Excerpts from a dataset
========================

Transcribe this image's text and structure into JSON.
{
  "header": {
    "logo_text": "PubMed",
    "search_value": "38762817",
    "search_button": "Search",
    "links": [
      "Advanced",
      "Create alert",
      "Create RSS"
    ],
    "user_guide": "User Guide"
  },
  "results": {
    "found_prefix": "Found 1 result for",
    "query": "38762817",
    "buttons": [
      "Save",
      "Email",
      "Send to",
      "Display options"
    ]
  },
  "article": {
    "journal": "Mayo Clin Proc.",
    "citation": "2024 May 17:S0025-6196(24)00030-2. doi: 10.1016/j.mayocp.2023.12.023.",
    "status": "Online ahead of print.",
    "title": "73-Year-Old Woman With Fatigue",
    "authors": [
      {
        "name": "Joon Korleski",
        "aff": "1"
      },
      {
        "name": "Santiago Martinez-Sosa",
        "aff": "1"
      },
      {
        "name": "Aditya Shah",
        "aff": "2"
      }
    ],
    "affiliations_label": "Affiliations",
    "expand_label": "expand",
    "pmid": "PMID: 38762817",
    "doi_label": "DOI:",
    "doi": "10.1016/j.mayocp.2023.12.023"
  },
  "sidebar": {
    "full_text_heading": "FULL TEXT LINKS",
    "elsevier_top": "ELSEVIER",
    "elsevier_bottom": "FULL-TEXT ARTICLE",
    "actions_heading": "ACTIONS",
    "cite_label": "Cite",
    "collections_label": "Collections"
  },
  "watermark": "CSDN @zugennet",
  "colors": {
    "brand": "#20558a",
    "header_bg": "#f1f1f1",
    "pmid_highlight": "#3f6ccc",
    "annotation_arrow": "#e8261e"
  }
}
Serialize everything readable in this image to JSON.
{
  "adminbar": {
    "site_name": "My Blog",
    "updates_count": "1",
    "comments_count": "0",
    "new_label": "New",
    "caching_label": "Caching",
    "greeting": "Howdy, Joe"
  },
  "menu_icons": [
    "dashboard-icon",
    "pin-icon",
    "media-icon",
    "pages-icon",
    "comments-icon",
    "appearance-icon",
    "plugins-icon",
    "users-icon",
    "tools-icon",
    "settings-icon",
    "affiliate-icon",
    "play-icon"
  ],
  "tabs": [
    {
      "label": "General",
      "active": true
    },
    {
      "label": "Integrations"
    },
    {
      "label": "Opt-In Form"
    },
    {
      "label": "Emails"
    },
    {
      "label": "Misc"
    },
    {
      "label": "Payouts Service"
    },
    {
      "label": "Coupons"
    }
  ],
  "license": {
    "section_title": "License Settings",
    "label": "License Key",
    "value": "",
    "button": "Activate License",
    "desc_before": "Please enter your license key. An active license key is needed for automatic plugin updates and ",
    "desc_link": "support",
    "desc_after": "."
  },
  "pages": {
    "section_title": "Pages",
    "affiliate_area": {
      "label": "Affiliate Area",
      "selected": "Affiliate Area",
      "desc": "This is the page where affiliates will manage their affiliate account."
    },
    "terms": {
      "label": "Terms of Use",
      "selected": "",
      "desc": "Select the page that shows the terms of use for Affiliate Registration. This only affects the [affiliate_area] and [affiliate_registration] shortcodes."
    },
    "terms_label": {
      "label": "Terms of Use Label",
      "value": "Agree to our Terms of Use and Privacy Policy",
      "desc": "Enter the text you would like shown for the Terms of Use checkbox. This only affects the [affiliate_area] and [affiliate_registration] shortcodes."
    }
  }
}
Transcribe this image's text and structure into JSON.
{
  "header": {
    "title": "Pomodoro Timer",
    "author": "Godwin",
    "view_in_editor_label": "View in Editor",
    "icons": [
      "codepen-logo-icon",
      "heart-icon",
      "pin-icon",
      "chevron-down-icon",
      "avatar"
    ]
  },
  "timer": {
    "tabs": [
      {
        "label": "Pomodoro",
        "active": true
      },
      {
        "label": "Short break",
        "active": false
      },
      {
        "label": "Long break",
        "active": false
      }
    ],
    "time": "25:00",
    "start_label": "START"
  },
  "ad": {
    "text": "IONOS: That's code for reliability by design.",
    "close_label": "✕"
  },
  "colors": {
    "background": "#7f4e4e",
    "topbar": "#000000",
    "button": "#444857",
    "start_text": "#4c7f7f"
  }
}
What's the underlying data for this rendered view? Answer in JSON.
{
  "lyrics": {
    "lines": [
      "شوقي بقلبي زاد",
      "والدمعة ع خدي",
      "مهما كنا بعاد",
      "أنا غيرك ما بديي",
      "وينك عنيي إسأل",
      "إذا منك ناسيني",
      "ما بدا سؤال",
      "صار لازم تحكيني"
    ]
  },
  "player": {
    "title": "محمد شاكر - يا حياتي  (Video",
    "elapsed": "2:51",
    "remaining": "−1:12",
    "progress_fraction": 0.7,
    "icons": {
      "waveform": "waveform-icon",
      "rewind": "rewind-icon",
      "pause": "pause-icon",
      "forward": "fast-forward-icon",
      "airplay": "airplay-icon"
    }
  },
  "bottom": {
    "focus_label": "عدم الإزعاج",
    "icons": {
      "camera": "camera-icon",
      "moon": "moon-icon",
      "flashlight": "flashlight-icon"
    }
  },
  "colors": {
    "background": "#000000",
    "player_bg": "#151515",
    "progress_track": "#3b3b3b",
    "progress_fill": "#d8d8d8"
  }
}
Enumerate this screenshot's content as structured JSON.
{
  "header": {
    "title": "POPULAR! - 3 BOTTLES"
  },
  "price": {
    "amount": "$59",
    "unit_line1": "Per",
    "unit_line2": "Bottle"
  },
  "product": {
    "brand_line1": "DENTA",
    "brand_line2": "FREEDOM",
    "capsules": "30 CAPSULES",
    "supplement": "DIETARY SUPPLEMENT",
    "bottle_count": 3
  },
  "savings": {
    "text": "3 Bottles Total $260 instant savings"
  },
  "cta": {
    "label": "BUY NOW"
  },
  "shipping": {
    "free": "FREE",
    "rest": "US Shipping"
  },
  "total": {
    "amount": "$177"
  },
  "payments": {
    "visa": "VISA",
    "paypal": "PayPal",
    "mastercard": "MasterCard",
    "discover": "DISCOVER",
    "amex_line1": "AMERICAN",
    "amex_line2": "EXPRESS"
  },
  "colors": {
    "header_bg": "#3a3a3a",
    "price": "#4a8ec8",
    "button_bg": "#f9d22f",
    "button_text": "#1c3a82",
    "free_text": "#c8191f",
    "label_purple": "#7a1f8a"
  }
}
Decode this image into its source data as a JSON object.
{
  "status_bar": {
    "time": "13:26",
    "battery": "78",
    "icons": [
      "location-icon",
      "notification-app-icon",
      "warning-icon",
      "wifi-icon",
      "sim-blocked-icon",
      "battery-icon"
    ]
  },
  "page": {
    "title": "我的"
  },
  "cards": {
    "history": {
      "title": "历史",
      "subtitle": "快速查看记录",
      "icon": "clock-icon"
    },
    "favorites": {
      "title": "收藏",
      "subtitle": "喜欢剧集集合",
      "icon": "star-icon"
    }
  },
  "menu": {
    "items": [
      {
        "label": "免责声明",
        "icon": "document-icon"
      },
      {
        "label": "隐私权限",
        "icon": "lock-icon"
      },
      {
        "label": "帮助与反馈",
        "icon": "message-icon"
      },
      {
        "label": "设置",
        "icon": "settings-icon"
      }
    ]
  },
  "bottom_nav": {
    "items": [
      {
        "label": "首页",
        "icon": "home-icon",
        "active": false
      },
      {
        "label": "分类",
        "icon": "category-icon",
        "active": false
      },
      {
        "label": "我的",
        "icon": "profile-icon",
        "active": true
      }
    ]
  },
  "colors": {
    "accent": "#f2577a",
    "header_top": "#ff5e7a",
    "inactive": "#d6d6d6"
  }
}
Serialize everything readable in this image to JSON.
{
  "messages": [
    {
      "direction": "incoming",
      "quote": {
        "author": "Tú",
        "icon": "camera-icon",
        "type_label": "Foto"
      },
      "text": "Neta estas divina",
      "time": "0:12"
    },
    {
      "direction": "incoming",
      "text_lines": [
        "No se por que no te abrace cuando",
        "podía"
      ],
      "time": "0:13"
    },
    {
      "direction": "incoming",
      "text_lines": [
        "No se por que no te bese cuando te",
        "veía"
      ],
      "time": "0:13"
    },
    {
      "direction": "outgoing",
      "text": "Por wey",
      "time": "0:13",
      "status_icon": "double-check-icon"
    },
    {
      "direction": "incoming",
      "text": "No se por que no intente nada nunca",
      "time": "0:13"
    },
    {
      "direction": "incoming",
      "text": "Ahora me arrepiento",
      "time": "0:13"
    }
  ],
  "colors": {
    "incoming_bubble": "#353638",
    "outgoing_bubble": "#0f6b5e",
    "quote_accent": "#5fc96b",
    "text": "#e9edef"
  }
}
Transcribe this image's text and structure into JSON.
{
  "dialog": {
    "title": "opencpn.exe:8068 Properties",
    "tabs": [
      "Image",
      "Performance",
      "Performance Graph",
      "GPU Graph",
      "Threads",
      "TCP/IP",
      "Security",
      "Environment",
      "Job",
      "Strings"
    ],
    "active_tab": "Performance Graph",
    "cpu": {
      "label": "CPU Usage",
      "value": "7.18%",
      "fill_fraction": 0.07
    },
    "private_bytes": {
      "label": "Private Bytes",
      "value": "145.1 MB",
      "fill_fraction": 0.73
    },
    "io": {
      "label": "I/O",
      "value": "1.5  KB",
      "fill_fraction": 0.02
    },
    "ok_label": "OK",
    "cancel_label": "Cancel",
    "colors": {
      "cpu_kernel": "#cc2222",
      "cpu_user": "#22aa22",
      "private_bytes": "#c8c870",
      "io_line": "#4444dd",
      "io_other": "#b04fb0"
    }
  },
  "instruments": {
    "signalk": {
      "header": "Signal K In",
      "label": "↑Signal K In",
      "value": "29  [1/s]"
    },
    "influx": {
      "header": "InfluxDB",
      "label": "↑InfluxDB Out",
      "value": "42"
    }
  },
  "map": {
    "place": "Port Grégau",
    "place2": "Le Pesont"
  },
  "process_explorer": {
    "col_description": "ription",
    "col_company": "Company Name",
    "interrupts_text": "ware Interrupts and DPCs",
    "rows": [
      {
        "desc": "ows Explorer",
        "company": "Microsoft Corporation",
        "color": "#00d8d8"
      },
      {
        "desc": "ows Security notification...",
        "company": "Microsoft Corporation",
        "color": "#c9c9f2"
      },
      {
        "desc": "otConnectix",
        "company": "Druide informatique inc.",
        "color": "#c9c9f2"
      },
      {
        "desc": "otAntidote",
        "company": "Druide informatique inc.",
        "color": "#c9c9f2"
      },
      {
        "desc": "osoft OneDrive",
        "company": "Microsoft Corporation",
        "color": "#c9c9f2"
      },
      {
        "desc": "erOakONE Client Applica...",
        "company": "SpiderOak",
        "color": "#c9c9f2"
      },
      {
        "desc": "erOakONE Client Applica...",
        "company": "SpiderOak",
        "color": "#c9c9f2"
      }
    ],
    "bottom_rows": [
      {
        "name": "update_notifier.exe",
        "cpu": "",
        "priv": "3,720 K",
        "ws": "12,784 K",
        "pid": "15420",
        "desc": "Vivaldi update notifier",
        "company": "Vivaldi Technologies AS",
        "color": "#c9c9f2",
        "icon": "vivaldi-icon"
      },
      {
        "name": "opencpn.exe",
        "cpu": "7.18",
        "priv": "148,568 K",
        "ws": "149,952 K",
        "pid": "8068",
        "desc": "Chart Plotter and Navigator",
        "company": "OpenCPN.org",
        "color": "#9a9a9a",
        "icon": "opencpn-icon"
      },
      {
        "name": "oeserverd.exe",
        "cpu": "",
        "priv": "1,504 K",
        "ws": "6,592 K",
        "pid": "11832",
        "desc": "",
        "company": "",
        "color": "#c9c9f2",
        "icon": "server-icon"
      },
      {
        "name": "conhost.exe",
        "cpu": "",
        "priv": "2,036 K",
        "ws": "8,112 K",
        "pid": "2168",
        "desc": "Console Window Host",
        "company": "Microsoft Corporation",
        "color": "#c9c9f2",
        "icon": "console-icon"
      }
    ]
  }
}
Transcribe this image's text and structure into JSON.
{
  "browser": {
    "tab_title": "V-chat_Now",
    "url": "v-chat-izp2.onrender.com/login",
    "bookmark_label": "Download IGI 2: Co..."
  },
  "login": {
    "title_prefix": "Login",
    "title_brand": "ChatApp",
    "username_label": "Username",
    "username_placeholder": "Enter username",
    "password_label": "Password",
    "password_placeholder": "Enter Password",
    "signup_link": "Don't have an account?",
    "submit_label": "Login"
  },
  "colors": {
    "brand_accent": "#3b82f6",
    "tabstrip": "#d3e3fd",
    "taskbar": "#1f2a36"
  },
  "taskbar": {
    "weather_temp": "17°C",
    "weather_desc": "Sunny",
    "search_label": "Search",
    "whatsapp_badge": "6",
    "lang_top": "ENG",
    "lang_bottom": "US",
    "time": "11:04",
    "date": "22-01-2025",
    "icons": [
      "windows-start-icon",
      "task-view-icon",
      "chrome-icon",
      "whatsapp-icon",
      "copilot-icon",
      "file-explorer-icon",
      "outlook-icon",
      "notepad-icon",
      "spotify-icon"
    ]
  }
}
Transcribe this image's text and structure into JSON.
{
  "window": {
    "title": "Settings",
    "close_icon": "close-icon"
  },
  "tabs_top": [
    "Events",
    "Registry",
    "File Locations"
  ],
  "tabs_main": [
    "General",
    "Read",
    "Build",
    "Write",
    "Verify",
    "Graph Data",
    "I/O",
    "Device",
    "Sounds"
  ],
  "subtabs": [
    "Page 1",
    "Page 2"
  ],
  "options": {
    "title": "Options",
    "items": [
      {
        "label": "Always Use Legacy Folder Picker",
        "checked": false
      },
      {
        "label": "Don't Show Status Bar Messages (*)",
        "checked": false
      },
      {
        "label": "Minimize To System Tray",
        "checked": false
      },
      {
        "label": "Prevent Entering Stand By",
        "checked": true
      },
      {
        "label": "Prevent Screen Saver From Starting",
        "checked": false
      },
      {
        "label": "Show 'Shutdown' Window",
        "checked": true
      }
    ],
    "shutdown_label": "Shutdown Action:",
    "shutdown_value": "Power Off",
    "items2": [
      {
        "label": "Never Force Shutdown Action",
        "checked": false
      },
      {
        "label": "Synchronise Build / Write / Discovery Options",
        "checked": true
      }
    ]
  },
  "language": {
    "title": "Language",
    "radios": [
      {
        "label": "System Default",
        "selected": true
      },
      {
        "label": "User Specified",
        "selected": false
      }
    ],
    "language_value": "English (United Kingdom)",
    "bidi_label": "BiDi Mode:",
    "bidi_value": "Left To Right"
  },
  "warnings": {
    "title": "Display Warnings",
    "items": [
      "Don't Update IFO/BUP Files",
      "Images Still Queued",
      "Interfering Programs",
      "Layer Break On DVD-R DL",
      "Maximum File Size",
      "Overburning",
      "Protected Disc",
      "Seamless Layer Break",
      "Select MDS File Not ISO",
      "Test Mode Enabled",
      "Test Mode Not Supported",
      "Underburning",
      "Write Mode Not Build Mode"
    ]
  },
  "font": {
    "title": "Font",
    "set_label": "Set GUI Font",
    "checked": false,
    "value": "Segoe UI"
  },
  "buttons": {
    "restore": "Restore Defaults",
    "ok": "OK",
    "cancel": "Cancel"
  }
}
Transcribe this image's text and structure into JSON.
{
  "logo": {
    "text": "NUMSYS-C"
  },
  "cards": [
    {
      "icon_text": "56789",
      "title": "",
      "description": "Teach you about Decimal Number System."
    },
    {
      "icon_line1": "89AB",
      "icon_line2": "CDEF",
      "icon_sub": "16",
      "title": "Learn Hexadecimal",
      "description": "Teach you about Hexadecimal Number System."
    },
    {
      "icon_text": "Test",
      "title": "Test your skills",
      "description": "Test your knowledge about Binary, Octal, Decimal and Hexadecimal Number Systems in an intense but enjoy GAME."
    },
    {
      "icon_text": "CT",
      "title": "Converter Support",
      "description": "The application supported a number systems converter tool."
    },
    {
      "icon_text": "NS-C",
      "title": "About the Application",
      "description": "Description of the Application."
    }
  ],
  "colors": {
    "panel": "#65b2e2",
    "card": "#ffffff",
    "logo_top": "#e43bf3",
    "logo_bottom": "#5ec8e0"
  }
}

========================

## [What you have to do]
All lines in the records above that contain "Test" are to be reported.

## [Written reply]
      "Test Mode Enabled",
      "Test Mode Not Supported",
      "icon_text": "Test",
      "title": "Test your skills",
      "description": "Test your knowledge about Binary, Octal, Decimal and Hexadecimal Number Systems in an intense but enjoy GAME."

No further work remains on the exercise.